2. Zamfara Resident Electoral Commissioner (REC) Squabble

Awaiting the resolution of the Senate is the feud between Governor Abdulaziz Yari of Zamfara state and Senator Kabiru Marafa (APC, Zamfara Central).

Both are locking horns over Ahmad Bello Mahmud, a nominee of President Buhari for Resident Electoral Commission of the Independent National Electoral Commission (INEC).

While Governor Yari is insisting that the nominee, who is to represent Zamfara in INEC should not be confirmed by the Senate, Marafa who chairs the Senate Committee on Petroleum (Downstream), thinks otherwise.

The battle over the nominee whose confirmation has been hanging for nine months became messier when the Senate Committee on INEC chaired by Senator Suleiman Nazif (APC, Bauchi) recommended that Mahmud’s confirmation be rejected.

Mahmud was among the 27 persons nominated as RECs by President Buhari in March, last year. The rest nominees have been confirmed.

Following the objection of Marafa, the issue has been reassigned to Nazif’s committee. The report is being expected this month.


3. A New Cabinet

This is the year President Buhari will finally wean himself of his fear to change his cabinet. This was projected to take place in 2017 but the President did not make up his mind.

There are also reports that he has had difficulty getting replacements for the ministers even though he is convinced some of them need to go.

A reliable source said President Buhari is considering a tentative proposal to restructure some of the ministries and appoint eight new additional ministers.

In the proposal being considered by the President for the appointment of eight new ministers, one will represent each of the six geo-political zones and one each from Lagos and Kano States.

The preferential treatment for Lagos and Kano is to ensure the two most populous states are delivered to APC in 2019.

Muhammadu Buhari on Zamfara killings

The President is expected to lobby the senators, particularly those from the opposition Peoples Democratic Party for his would be nominees.

Aside the President, each of the nominees is also expected to beg the senators for a soft landing during screening.

The last ministerial screening and confirmation was done in May 2017 when Professor Stephen Ocheni of Kogi State and Suleiman Hassan of Gombe State were confirmed.



4. The phrasal verb 'Restructuring'

Agitations for restructuring have remained on the front burner of the national conversation.

It comes amid cries of marginalisation by some ethnic groups. The controversy often pitches the South against the North, with southerners seeing the current structure as highly problematic and unworkable.
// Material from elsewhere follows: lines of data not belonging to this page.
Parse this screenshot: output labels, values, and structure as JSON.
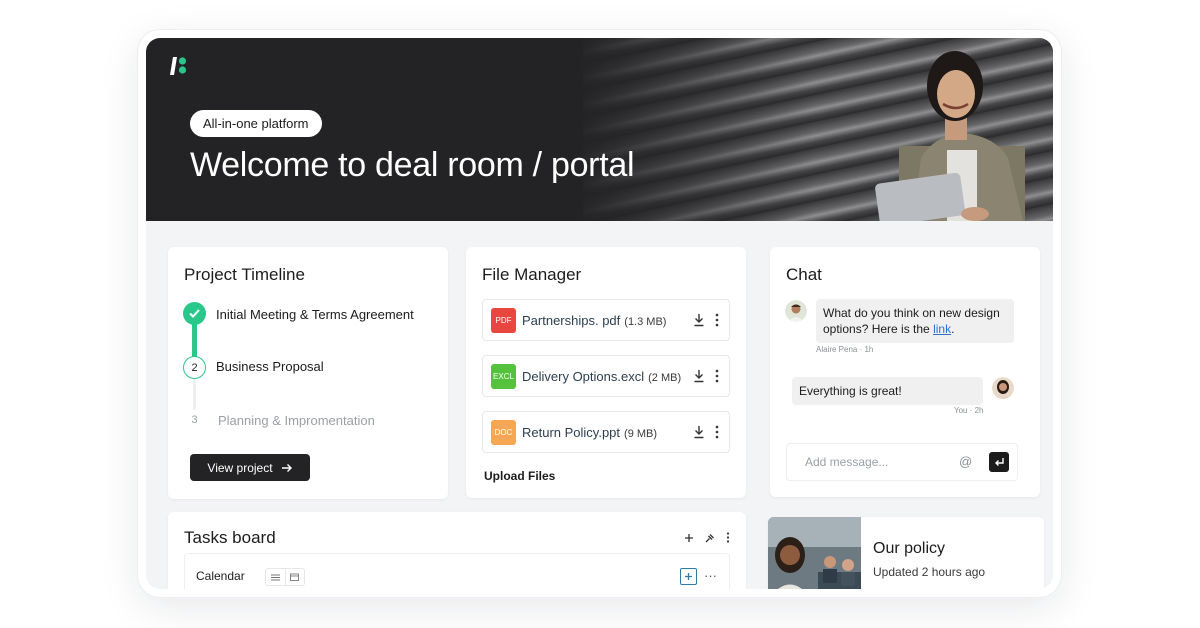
{
  "hero": {
    "badge": "All-in-one platform",
    "title": "Welcome to deal room / portal"
  },
  "timeline": {
    "title": "Project Timeline",
    "steps": [
      {
        "number": "1",
        "label": "Initial Meeting & Terms Agreement",
        "status": "done"
      },
      {
        "number": "2",
        "label": "Business Proposal",
        "status": "current"
      },
      {
        "number": "3",
        "label": "Planning & Impromentation",
        "status": "upcoming"
      }
    ],
    "button_label": "View project"
  },
  "files": {
    "title": "File Manager",
    "items": [
      {
        "tag": "PDF",
        "name": "Partnerships. pdf",
        "size": "(1.3 MB)",
        "color": "#e8473f"
      },
      {
        "tag": "EXCL",
        "name": "Delivery Options.excl",
        "size": "(2 MB)",
        "color": "#55c23e"
      },
      {
        "tag": "DOC",
        "name": "Return Policy.ppt",
        "size": "(9 MB)",
        "color": "#f7a651"
      }
    ],
    "upload_label": "Upload Files"
  },
  "chat": {
    "title": "Chat",
    "messages": [
      {
        "text": "What do you think on new design options? Here is the ",
        "link": "link",
        "after": ".",
        "meta": "Alaire Pena · 1h"
      },
      {
        "text": "Everything is great!",
        "meta": "You · 2h"
      }
    ],
    "input_placeholder": "Add message...",
    "at_symbol": "@"
  },
  "tasks": {
    "title": "Tasks board",
    "row_label": "Calendar"
  },
  "policy": {
    "title": "Our policy",
    "updated": "Updated 2 hours ago"
  },
  "colors": {
    "accent_green": "#2bc68a",
    "dark": "#232325",
    "link": "#2b6fd6"
  }
}
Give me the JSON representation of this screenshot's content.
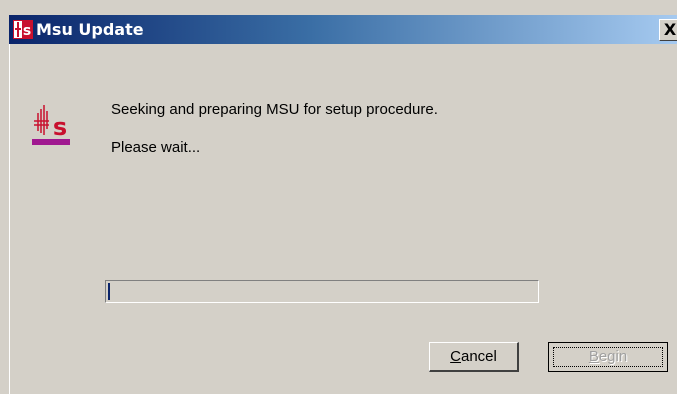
{
  "window": {
    "title": "Msu Update",
    "app_icon": "msu-logo-icon",
    "close_label": "X"
  },
  "content": {
    "message_line1": "Seeking and preparing MSU for setup procedure.",
    "message_line2": "Please wait..."
  },
  "progress": {
    "fraction": 0.0
  },
  "buttons": {
    "cancel_mnemonic": "C",
    "cancel_rest": "ancel",
    "begin_mnemonic": "B",
    "begin_rest": "egin",
    "begin_enabled": false
  },
  "colors": {
    "title_gradient_start": "#0a246a",
    "title_gradient_end": "#a6caf0",
    "logo_red": "#c8102e",
    "logo_purple": "#a01890",
    "dialog_face": "#d4d0c8"
  }
}
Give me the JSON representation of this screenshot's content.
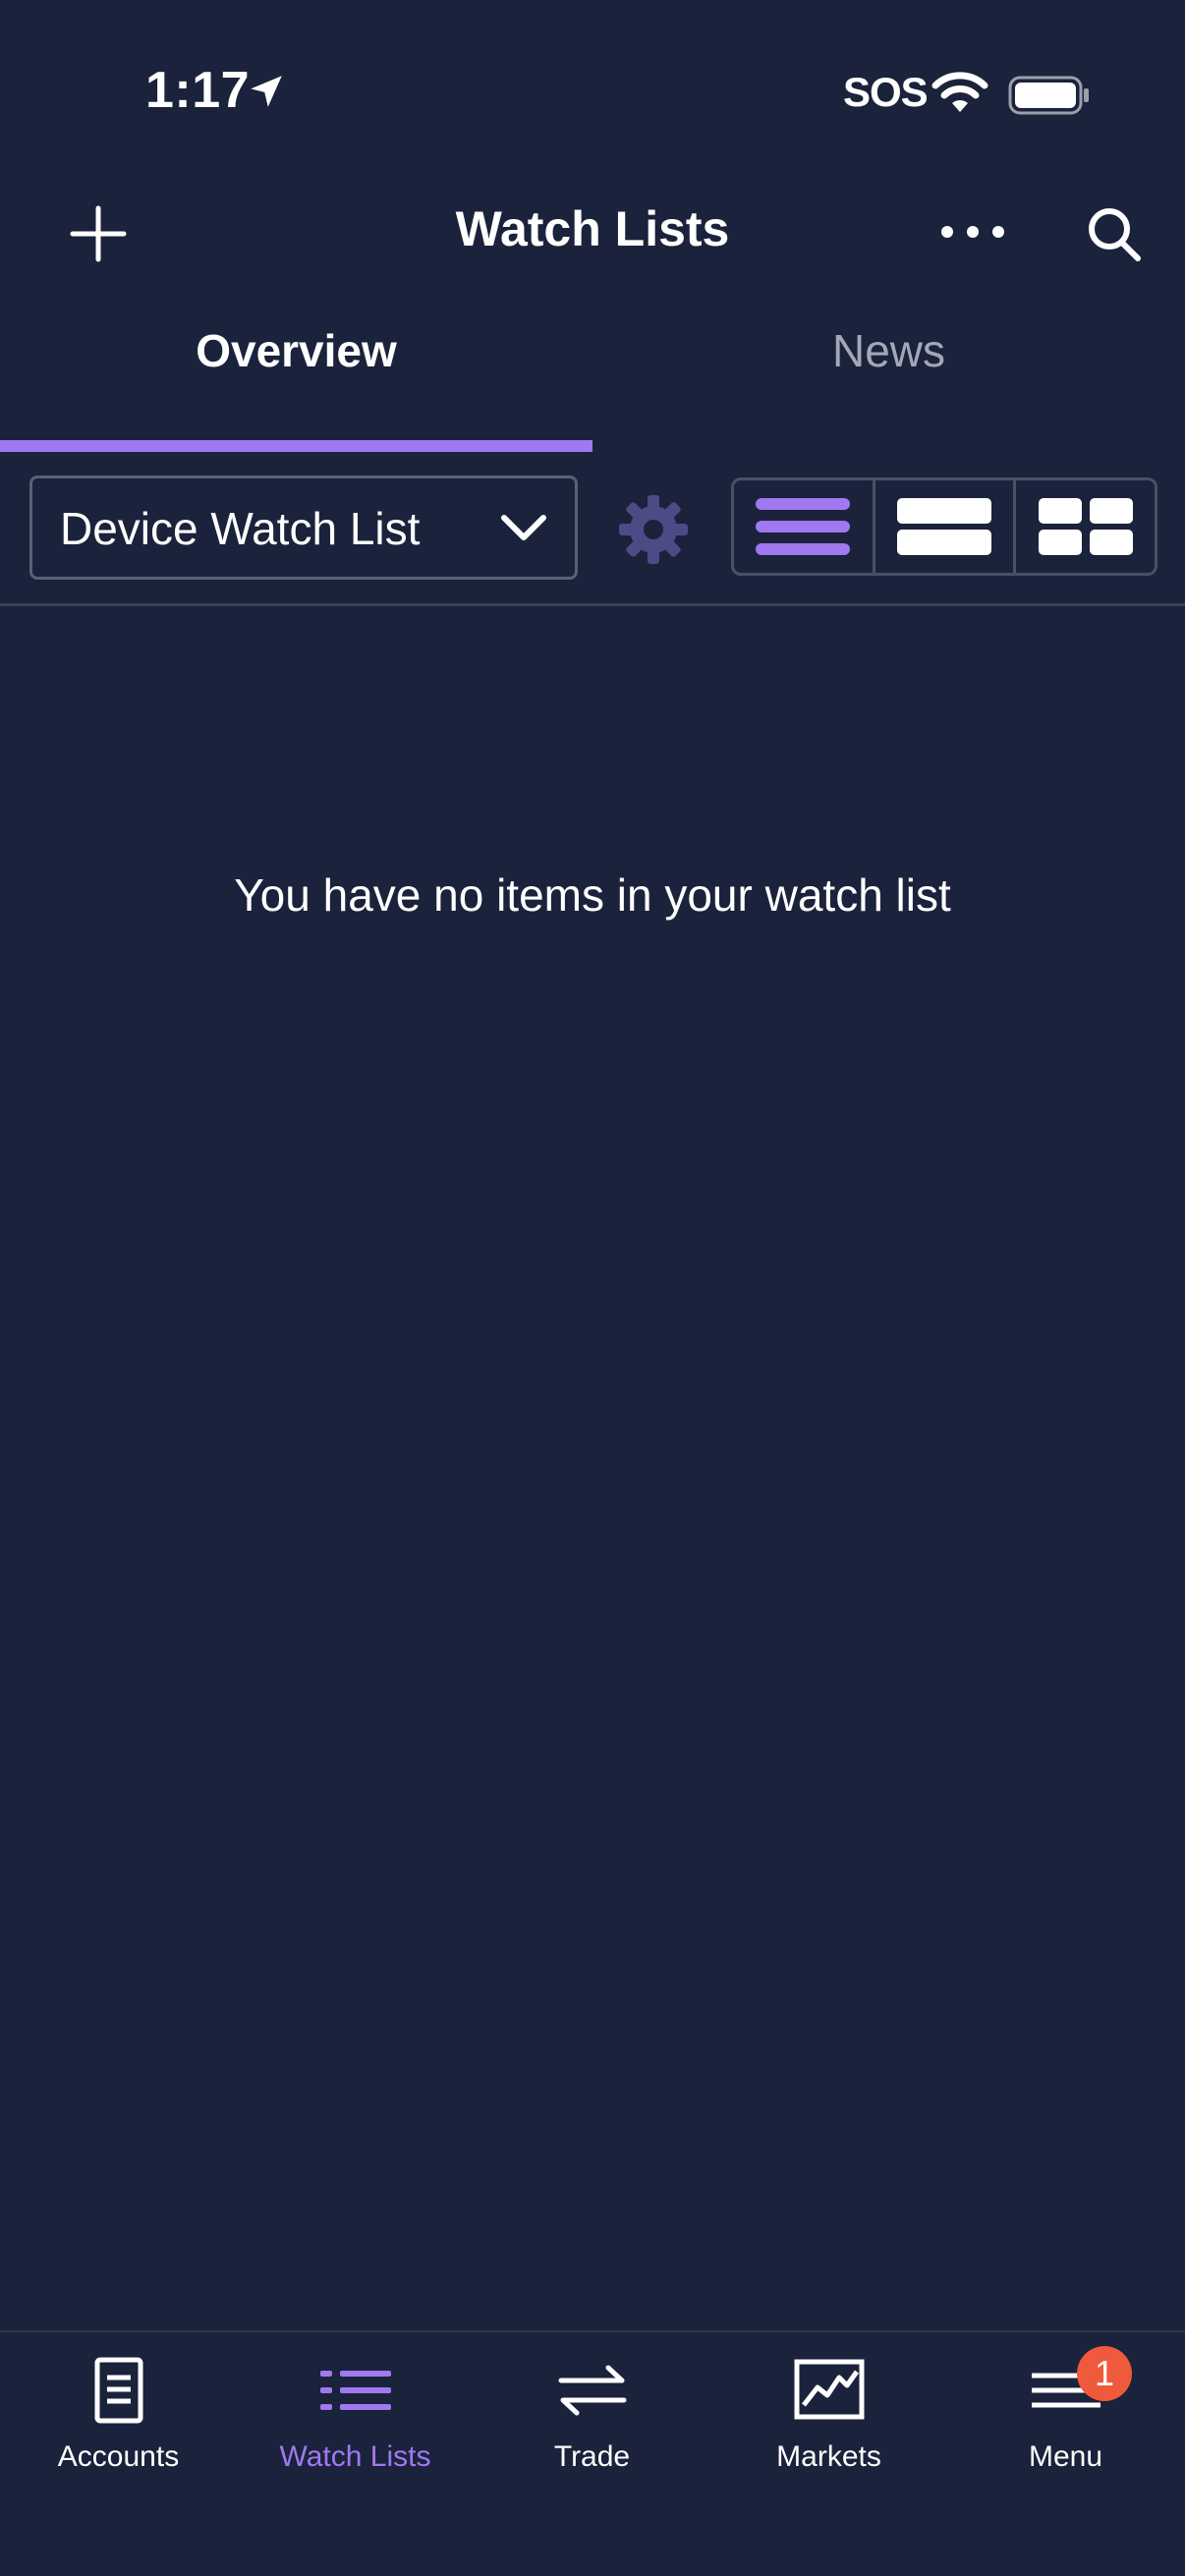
{
  "status_bar": {
    "time": "1:17",
    "carrier": "SOS"
  },
  "header": {
    "title": "Watch Lists"
  },
  "tabs": [
    {
      "label": "Overview",
      "active": true
    },
    {
      "label": "News",
      "active": false
    }
  ],
  "toolbar": {
    "watch_list_select": "Device Watch List",
    "view_modes": [
      "list-compact",
      "list-large",
      "grid"
    ],
    "active_view": "list-compact"
  },
  "empty_state": {
    "message": "You have no items in your watch list"
  },
  "bottom_nav": {
    "items": [
      {
        "label": "Accounts",
        "icon": "document-icon"
      },
      {
        "label": "Watch Lists",
        "icon": "list-icon",
        "active": true
      },
      {
        "label": "Trade",
        "icon": "swap-arrows-icon"
      },
      {
        "label": "Markets",
        "icon": "chart-icon"
      },
      {
        "label": "Menu",
        "icon": "hamburger-icon",
        "badge": "1"
      }
    ]
  },
  "colors": {
    "background": "#1b223b",
    "accent": "#a078f0",
    "badge": "#f05a3c",
    "muted_text": "#a3a8b7"
  }
}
Meanwhile, President Buhari has passed the buck to the National Assembly to form modalities for the restructuring debate, but rejected any break-up of the country.

It is expected that the National Assembly will come up with a template on restructuring in the course of the year.

5. Constitutional and Electoral Amendments

The Senate is currently working on electoral amendments to strengthen the electoral process in the country.

To fine tune this, various amendment to the electoral process would soon be concluded.

Some of the bills for the amendments of the Electoral Act have been passed by the Senate and are awaiting concurrence by the House of Representatives.

However, the ones requiring constitution amendments are currently bogged down in the lingering constitution amendment process.

Though the two chambers promised to complete work on the amendments early enough, it is almost becoming certain that they would come in at the last minute as usual.

Sources in the polity suggest that some forces who are not disposed to changes before the next general elections might be deliberately slowing down the process.

The non-passage of the amendments by the National Assembly has left INEC in a dilemma.

Chairman of INEC, Professor Mahmood Yakubu, recently appealed to the National Assembly to expedite action on the passage of the relevant bills expected to guide the conduct of elections.

If the amendments are not passed in good time, the nation might have to make do with the 2010 Electoral Act, which has proved the most enduring so far.

Two highly anticipated bills are - Not Too Young To Run Bill and Independent Candidates Bill

WATCH THE NEW AGE OF #DigitalRunsGirls